### To do:
Beneath this task are records; state how many of their lines hold the word "wiid", and nothing else.

### Exercise inputs:

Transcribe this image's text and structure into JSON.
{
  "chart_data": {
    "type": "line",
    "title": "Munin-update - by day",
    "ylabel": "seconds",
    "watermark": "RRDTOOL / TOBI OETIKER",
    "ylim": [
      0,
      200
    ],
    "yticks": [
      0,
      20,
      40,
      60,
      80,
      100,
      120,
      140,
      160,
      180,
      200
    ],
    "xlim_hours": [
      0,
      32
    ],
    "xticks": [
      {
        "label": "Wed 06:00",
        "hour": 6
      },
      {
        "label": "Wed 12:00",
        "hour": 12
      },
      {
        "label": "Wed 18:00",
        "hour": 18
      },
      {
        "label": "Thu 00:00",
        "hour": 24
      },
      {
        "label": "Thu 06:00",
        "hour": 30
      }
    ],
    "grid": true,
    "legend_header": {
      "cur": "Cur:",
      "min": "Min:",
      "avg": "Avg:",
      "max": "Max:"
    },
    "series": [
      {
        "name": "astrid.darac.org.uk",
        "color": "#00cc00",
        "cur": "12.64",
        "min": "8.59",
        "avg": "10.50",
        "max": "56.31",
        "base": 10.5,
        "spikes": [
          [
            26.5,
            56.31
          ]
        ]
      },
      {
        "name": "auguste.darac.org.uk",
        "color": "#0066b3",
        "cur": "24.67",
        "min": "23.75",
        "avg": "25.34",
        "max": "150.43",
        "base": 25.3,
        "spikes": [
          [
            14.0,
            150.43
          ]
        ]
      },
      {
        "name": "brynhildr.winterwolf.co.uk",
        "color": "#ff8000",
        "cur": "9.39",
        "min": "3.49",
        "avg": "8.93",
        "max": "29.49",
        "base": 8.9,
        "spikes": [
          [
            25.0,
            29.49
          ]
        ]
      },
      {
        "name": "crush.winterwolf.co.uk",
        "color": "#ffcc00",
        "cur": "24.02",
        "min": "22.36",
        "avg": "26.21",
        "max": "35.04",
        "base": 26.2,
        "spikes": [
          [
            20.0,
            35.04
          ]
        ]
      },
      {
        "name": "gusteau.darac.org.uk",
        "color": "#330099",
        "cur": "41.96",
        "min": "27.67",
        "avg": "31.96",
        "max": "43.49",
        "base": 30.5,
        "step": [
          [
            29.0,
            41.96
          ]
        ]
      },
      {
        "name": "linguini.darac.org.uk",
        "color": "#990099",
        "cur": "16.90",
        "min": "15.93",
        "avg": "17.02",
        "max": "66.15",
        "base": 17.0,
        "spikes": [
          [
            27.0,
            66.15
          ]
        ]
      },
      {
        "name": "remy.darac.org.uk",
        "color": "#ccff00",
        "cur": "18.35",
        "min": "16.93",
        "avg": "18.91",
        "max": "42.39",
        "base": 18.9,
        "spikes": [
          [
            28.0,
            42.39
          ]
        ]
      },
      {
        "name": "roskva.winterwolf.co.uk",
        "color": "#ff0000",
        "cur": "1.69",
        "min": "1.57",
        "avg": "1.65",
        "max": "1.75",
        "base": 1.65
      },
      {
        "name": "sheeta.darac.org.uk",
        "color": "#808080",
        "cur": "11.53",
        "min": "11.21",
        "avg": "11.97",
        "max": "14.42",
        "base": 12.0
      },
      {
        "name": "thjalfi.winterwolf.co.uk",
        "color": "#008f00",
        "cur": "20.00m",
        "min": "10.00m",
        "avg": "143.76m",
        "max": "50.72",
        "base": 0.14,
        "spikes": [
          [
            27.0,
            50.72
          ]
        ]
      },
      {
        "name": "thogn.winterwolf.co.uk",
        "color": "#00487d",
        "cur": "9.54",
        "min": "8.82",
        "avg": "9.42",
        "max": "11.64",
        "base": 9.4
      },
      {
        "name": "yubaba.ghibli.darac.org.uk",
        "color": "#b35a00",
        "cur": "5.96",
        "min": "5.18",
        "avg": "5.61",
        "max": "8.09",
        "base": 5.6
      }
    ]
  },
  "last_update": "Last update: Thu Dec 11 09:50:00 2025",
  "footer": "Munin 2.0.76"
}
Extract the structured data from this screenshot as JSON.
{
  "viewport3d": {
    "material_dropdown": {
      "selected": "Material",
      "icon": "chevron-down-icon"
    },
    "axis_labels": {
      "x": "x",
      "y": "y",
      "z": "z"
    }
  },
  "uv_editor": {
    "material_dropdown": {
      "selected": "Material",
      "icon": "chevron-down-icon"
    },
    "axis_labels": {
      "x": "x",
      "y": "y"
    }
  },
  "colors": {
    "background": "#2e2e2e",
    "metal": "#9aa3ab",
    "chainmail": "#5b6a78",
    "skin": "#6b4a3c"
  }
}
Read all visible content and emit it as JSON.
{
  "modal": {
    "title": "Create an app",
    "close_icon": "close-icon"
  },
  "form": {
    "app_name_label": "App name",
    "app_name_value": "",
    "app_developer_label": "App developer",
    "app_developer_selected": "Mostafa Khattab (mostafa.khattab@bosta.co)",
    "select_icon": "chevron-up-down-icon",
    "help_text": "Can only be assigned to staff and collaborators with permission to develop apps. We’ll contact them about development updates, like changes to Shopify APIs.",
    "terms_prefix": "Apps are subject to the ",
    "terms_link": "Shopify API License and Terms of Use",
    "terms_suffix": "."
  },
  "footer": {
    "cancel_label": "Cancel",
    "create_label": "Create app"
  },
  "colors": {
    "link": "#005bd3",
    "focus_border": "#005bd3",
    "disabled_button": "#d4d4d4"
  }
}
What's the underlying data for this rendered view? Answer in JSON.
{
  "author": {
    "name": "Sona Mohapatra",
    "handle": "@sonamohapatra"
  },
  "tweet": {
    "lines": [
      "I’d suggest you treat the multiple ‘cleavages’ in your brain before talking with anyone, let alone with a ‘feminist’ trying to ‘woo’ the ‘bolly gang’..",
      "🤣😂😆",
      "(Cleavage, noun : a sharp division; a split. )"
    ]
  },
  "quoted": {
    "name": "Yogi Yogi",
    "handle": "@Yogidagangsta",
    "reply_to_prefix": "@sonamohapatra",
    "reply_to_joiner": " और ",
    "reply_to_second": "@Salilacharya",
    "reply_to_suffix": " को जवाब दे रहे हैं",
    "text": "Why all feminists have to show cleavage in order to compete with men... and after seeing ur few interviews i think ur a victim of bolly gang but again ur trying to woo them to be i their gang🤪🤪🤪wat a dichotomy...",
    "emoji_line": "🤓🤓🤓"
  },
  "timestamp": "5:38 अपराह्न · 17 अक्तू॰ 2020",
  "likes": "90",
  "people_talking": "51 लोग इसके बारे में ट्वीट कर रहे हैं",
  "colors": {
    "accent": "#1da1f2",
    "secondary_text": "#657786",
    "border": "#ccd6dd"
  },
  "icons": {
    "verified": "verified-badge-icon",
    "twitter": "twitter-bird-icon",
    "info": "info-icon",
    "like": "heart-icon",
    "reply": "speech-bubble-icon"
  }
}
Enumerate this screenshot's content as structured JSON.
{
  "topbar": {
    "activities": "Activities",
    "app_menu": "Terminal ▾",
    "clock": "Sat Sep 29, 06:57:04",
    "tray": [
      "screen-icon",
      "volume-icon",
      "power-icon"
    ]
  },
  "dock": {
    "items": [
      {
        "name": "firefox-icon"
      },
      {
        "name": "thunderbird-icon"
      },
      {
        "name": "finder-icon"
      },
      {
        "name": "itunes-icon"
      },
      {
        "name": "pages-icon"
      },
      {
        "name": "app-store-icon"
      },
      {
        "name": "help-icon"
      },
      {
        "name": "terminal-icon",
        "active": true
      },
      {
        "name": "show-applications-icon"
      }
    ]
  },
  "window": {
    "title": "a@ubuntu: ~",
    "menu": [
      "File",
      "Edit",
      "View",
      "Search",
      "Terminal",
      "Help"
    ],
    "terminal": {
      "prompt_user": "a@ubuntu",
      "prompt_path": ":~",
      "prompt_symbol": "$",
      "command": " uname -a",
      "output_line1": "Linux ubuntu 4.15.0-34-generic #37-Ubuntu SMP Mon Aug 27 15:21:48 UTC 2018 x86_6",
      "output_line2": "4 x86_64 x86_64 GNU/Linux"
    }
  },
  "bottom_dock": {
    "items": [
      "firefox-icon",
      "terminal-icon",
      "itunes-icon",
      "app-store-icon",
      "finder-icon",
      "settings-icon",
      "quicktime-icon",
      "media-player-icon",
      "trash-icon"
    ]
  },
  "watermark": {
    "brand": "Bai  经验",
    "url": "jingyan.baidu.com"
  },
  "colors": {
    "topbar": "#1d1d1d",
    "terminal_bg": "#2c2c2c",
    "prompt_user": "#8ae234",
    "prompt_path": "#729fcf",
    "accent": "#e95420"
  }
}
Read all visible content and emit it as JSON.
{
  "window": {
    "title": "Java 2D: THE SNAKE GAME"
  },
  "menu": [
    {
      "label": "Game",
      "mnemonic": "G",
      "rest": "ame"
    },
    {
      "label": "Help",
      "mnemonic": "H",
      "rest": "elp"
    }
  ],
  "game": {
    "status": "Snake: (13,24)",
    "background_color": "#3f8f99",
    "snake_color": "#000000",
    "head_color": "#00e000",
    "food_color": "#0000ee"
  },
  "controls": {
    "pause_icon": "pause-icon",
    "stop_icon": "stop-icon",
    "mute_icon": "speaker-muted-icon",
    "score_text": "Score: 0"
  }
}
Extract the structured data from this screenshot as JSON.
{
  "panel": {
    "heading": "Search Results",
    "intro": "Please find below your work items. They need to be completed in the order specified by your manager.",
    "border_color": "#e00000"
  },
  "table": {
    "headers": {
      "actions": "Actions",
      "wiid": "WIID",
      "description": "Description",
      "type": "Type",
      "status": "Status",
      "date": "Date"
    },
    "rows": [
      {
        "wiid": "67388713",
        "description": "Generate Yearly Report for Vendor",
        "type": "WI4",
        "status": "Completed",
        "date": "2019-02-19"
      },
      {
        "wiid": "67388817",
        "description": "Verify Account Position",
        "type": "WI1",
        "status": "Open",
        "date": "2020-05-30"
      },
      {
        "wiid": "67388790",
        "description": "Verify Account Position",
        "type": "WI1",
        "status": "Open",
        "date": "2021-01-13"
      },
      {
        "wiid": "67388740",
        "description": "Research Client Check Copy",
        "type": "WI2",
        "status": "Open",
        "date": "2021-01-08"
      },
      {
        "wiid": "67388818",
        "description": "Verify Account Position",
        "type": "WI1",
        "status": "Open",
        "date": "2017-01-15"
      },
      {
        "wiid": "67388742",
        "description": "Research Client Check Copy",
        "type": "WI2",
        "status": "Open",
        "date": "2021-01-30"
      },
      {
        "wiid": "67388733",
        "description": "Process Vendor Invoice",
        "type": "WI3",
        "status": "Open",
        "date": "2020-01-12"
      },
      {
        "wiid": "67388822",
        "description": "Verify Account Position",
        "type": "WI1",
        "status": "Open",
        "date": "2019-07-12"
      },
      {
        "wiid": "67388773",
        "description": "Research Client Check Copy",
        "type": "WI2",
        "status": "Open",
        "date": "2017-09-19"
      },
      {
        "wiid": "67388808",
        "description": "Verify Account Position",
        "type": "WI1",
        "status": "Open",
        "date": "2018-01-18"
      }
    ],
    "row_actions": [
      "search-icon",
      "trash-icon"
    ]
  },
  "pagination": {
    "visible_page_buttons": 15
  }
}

### Result of this exercise:
11